Exercise:
Reproduce the records exactly.

Start of Provided material

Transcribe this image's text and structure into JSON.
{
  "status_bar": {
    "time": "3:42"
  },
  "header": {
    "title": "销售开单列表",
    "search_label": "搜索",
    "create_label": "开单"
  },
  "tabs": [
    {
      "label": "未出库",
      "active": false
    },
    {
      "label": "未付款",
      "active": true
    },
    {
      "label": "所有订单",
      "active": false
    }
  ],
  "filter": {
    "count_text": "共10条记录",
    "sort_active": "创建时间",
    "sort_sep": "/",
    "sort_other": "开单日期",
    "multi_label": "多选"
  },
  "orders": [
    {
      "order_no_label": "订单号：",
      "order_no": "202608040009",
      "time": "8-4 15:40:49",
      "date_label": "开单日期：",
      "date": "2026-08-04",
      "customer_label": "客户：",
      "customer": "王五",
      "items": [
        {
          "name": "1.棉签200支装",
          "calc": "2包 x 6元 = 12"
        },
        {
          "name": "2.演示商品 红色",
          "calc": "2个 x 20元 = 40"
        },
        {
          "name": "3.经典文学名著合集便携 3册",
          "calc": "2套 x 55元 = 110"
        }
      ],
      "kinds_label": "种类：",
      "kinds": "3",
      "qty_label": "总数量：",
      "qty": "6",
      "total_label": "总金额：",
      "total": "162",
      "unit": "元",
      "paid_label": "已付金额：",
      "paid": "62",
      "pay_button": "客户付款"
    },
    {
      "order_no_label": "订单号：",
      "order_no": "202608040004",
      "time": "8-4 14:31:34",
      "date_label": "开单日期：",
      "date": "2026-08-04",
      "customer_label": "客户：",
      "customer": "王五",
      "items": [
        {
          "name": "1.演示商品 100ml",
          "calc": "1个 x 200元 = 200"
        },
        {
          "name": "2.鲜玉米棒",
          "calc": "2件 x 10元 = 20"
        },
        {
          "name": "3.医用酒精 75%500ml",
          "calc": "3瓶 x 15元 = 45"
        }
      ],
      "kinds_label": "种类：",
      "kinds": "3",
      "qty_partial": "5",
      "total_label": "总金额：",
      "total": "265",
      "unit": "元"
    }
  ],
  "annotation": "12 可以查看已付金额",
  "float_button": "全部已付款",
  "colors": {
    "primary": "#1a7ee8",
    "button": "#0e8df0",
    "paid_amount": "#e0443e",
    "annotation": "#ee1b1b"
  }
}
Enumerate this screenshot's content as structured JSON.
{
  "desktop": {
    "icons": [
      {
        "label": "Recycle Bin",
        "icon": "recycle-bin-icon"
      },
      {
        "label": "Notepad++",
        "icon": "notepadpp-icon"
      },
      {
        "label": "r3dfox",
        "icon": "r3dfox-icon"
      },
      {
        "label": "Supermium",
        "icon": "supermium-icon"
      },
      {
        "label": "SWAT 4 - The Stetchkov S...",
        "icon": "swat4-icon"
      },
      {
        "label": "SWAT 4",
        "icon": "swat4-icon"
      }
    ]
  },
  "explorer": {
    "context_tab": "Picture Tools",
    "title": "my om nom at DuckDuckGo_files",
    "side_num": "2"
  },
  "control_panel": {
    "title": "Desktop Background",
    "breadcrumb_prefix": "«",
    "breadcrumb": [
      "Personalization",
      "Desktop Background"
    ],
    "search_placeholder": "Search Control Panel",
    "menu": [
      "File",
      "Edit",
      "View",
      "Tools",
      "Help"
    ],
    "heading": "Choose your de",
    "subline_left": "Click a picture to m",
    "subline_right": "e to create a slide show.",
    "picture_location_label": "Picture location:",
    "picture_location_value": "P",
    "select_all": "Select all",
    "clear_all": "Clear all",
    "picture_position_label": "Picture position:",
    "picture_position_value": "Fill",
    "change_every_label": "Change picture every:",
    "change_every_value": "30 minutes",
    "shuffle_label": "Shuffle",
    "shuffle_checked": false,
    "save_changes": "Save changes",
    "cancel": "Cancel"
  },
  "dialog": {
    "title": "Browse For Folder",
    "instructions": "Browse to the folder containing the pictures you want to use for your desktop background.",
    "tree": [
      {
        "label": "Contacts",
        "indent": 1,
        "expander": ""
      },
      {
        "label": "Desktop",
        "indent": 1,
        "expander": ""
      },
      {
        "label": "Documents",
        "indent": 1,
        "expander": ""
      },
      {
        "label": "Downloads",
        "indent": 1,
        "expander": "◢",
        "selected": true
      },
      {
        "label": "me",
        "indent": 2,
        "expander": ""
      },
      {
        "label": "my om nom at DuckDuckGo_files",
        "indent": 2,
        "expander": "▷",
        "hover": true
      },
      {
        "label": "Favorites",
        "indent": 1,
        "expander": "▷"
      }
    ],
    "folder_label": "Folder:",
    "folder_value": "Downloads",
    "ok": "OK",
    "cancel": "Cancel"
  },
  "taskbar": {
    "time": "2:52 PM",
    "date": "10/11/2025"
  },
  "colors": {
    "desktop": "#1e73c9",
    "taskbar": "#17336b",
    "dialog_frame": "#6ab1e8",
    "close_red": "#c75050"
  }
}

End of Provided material

Answer section:
Transcribe this image's text and structure into JSON.
{
  "status_bar": {
    "time": "3:42"
  },
  "header": {
    "title": "销售开单列表",
    "search_label": "搜索",
    "create_label": "开单"
  },
  "tabs": [
    {
      "label": "未出库",
      "active": false
    },
    {
      "label": "未付款",
      "active": true
    },
    {
      "label": "所有订单",
      "active": false
    }
  ],
  "filter": {
    "count_text": "共10条记录",
    "sort_active": "创建时间",
    "sort_sep": "/",
    "sort_other": "开单日期",
    "multi_label": "多选"
  },
  "orders": [
    {
      "order_no_label": "订单号：",
      "order_no": "202608040009",
      "time": "8-4 15:40:49",
      "date_label": "开单日期：",
      "date": "2026-08-04",
      "customer_label": "客户：",
      "customer": "王五",
      "items": [
        {
          "name": "1.棉签200支装",
          "calc": "2包 x 6元 = 12"
        },
        {
          "name": "2.演示商品 红色",
          "calc": "2个 x 20元 = 40"
        },
        {
          "name": "3.经典文学名著合集便携 3册",
          "calc": "2套 x 55元 = 110"
        }
      ],
      "kinds_label": "种类：",
      "kinds": "3",
      "qty_label": "总数量：",
      "qty": "6",
      "total_label": "总金额：",
      "total": "162",
      "unit": "元",
      "paid_label": "已付金额：",
      "paid": "62",
      "pay_button": "客户付款"
    },
    {
      "order_no_label": "订单号：",
      "order_no": "202608040004",
      "time": "8-4 14:31:34",
      "date_label": "开单日期：",
      "date": "2026-08-04",
      "customer_label": "客户：",
      "customer": "王五",
      "items": [
        {
          "name": "1.演示商品 100ml",
          "calc": "1个 x 200元 = 200"
        },
        {
          "name": "2.鲜玉米棒",
          "calc": "2件 x 10元 = 20"
        },
        {
          "name": "3.医用酒精 75%500ml",
          "calc": "3瓶 x 15元 = 45"
        }
      ],
      "kinds_label": "种类：",
      "kinds": "3",
      "qty_partial": "5",
      "total_label": "总金额：",
      "total": "265",
      "unit": "元"
    }
  ],
  "annotation": "12 可以查看已付金额",
  "float_button": "全部已付款",
  "colors": {
    "primary": "#1a7ee8",
    "button": "#0e8df0",
    "paid_amount": "#e0443e",
    "annotation": "#ee1b1b"
  }
}
Enumerate this screenshot's content as structured JSON.
{
  "desktop": {
    "icons": [
      {
        "label": "Recycle Bin",
        "icon": "recycle-bin-icon"
      },
      {
        "label": "Notepad++",
        "icon": "notepadpp-icon"
      },
      {
        "label": "r3dfox",
        "icon": "r3dfox-icon"
      },
      {
        "label": "Supermium",
        "icon": "supermium-icon"
      },
      {
        "label": "SWAT 4 - The Stetchkov S...",
        "icon": "swat4-icon"
      },
      {
        "label": "SWAT 4",
        "icon": "swat4-icon"
      }
    ]
  },
  "explorer": {
    "context_tab": "Picture Tools",
    "title": "my om nom at DuckDuckGo_files",
    "side_num": "2"
  },
  "control_panel": {
    "title": "Desktop Background",
    "breadcrumb_prefix": "«",
    "breadcrumb": [
      "Personalization",
      "Desktop Background"
    ],
    "search_placeholder": "Search Control Panel",
    "menu": [
      "File",
      "Edit",
      "View",
      "Tools",
      "Help"
    ],
    "heading": "Choose your de",
    "subline_left": "Click a picture to m",
    "subline_right": "e to create a slide show.",
    "picture_location_label": "Picture location:",
    "picture_location_value": "P",
    "select_all": "Select all",
    "clear_all": "Clear all",
    "picture_position_label": "Picture position:",
    "picture_position_value": "Fill",
    "change_every_label": "Change picture every:",
    "change_every_value": "30 minutes",
    "shuffle_label": "Shuffle",
    "shuffle_checked": false,
    "save_changes": "Save changes",
    "cancel": "Cancel"
  },
  "dialog": {
    "title": "Browse For Folder",
    "instructions": "Browse to the folder containing the pictures you want to use for your desktop background.",
    "tree": [
      {
        "label": "Contacts",
        "indent": 1,
        "expander": ""
      },
      {
        "label": "Desktop",
        "indent": 1,
        "expander": ""
      },
      {
        "label": "Documents",
        "indent": 1,
        "expander": ""
      },
      {
        "label": "Downloads",
        "indent": 1,
        "expander": "◢",
        "selected": true
      },
      {
        "label": "me",
        "indent": 2,
        "expander": ""
      },
      {
        "label": "my om nom at DuckDuckGo_files",
        "indent": 2,
        "expander": "▷",
        "hover": true
      },
      {
        "label": "Favorites",
        "indent": 1,
        "expander": "▷"
      }
    ],
    "folder_label": "Folder:",
    "folder_value": "Downloads",
    "ok": "OK",
    "cancel": "Cancel"
  },
  "taskbar": {
    "time": "2:52 PM",
    "date": "10/11/2025"
  },
  "colors": {
    "desktop": "#1e73c9",
    "taskbar": "#17336b",
    "dialog_frame": "#6ab1e8",
    "close_red": "#c75050"
  }
}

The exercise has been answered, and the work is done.